Bridging the Divide
Working-Class Culture in a Middle-Class Society
Published by: Cornell University Press
256 pages, 152.00 x 229.00 x 0.00 mm, 1 chart
- ISBN: 9781501760310
- Published: November 2021
In Bridging the Divide, Jack Metzgar attempts to determine the differences between working-class and middle-class cultures in the United States. Drawing on a wide range of multidisciplinary sources, Metzgar writes as a now middle-class professional with a working-class upbringing, explaining the various ways the two cultures conflict and complement each other, illustrated by his own lived experiences.
Set in a historical framework that reflects on how both class cultures developed, adapted, and survived through decades of historical circumstances, Metzgar challenges professional middle-class views of both the working-class and themselves.

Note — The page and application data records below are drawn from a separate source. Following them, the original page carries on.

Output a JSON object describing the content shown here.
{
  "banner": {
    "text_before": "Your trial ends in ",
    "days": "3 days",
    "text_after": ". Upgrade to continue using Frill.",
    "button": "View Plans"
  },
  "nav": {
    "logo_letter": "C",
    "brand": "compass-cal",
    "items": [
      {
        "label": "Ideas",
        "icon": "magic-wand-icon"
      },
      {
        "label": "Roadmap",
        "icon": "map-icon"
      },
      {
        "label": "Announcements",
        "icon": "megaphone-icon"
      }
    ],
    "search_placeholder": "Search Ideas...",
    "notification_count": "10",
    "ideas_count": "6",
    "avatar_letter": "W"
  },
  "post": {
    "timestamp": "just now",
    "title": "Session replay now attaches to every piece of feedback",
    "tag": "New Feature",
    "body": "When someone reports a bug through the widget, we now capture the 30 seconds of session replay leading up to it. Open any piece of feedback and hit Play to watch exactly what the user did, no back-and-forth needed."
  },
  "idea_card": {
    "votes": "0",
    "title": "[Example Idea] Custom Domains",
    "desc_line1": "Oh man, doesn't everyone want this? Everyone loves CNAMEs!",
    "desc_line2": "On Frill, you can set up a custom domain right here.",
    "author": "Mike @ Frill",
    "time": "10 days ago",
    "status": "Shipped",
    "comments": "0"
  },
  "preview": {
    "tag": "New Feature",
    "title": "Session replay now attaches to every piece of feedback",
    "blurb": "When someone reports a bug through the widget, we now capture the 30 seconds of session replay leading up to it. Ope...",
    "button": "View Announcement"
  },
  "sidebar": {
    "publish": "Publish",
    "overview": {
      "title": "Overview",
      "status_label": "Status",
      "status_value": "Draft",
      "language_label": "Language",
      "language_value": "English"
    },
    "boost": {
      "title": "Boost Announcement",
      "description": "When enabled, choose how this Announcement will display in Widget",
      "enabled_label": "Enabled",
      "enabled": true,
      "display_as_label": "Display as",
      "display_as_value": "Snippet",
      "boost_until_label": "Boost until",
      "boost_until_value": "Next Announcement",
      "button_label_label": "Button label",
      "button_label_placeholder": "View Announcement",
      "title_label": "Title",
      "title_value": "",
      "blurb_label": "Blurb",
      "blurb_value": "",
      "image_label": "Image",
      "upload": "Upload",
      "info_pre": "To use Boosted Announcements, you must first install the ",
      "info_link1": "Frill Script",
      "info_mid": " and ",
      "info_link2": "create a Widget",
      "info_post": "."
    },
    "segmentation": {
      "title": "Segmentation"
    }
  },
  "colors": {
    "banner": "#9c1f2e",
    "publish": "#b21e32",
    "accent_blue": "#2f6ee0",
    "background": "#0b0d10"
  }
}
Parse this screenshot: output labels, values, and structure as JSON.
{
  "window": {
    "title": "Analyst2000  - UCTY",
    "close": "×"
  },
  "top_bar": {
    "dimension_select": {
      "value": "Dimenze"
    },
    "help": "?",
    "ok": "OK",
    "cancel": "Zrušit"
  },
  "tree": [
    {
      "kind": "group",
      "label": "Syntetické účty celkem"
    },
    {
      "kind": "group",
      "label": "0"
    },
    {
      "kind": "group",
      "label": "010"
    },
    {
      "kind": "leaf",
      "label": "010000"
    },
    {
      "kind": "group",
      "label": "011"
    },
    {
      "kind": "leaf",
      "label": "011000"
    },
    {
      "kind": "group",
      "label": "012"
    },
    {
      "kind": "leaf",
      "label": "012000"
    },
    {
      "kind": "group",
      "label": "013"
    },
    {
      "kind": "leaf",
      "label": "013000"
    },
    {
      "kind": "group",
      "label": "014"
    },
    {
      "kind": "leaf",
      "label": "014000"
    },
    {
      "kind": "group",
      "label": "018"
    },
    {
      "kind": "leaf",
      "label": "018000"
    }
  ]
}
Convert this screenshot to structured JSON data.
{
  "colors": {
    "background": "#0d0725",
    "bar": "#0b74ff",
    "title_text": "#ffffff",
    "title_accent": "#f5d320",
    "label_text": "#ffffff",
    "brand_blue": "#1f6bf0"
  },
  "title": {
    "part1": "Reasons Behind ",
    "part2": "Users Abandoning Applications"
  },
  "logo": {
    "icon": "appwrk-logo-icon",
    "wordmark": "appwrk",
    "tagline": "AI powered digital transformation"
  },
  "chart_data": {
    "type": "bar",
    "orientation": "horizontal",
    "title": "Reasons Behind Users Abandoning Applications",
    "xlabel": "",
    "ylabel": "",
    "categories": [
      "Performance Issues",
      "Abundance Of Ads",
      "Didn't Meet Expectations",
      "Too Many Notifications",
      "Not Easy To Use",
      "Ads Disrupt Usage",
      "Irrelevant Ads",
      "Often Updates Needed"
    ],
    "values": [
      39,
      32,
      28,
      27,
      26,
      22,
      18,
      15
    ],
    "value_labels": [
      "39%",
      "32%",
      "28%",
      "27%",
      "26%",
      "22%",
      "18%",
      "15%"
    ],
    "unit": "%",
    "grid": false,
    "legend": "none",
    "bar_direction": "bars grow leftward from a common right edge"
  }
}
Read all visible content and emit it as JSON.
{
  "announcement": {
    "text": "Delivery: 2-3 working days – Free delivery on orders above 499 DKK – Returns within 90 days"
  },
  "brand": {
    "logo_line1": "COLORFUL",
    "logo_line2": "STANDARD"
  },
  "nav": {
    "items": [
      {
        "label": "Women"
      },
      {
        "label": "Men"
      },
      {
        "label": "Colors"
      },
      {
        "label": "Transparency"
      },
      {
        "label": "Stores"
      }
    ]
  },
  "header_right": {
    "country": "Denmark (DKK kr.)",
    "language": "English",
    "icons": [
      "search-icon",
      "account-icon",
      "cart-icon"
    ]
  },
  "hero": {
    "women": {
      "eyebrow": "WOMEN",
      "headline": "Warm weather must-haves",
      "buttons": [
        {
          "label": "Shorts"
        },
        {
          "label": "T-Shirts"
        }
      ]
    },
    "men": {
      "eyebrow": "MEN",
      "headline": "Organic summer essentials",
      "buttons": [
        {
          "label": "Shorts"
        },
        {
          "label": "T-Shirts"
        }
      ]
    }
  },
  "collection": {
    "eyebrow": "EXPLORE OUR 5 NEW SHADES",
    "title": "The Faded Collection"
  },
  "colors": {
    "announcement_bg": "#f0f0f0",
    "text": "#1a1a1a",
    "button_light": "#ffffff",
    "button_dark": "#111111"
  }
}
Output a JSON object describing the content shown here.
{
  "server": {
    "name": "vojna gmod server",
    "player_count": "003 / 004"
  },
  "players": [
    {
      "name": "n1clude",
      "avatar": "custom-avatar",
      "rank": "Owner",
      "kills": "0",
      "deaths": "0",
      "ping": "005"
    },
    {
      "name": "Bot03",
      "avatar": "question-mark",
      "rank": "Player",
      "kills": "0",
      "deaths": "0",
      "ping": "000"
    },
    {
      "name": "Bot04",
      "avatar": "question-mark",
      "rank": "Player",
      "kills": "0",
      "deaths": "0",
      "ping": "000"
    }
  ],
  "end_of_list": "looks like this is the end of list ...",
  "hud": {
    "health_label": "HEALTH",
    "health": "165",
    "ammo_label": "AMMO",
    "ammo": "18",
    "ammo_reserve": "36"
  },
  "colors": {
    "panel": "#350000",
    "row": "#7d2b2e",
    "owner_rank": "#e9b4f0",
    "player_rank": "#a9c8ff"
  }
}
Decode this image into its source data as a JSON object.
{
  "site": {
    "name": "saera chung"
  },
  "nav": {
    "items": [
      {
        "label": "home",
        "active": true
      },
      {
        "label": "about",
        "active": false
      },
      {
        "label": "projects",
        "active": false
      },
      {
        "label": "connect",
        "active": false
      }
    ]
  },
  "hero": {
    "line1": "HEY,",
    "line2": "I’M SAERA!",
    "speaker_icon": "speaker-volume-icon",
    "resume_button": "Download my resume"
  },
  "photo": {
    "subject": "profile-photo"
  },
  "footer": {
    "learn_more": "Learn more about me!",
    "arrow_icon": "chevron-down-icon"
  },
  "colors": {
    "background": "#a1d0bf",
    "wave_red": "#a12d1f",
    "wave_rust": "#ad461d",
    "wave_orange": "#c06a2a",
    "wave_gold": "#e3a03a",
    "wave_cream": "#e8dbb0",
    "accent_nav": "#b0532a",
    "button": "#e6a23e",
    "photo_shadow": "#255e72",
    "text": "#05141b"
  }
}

In the end, he argues for the creation of a cross-class coalition of what he calls "standard-issue professionals" with both hard-living and settled-living working people and outlines some policies that could help promote such a unification if the two groups had a better understanding of their differences and how to use those differences to their advantage.
Bridging the Divide mixes personal stories and theoretical concepts to give us a compelling look inside the current complex position of the working-class in American culture and a view of what it could be in the future.
Introduction: Achieving Mediocrity
Part I: NOSTALGIA FOR THE THIRTY-YEAR CENTURY OF THE COMMON
1. What Was Glorious about the Glorious Thirty?
2. The Rise of Professional Middle-Class Labor
3. Working-Class Agency in Place
4. "At Least We Ought to Be Able To"
Part II: FREE WAGE LABOR AND THE CULTURES OF CLASS
5. There Is a Genuine Working-Class Culture
6. Categorical Differences in Class Cultures
Part III: STRATEGIES AND ASPECTS OF WORKING-CLASS CULTURE
7. Ceding Control to Gain Control
8. Taking It & Living in the Moments
9. Working-Class Realism
Epilogue: Two Good Class Cultures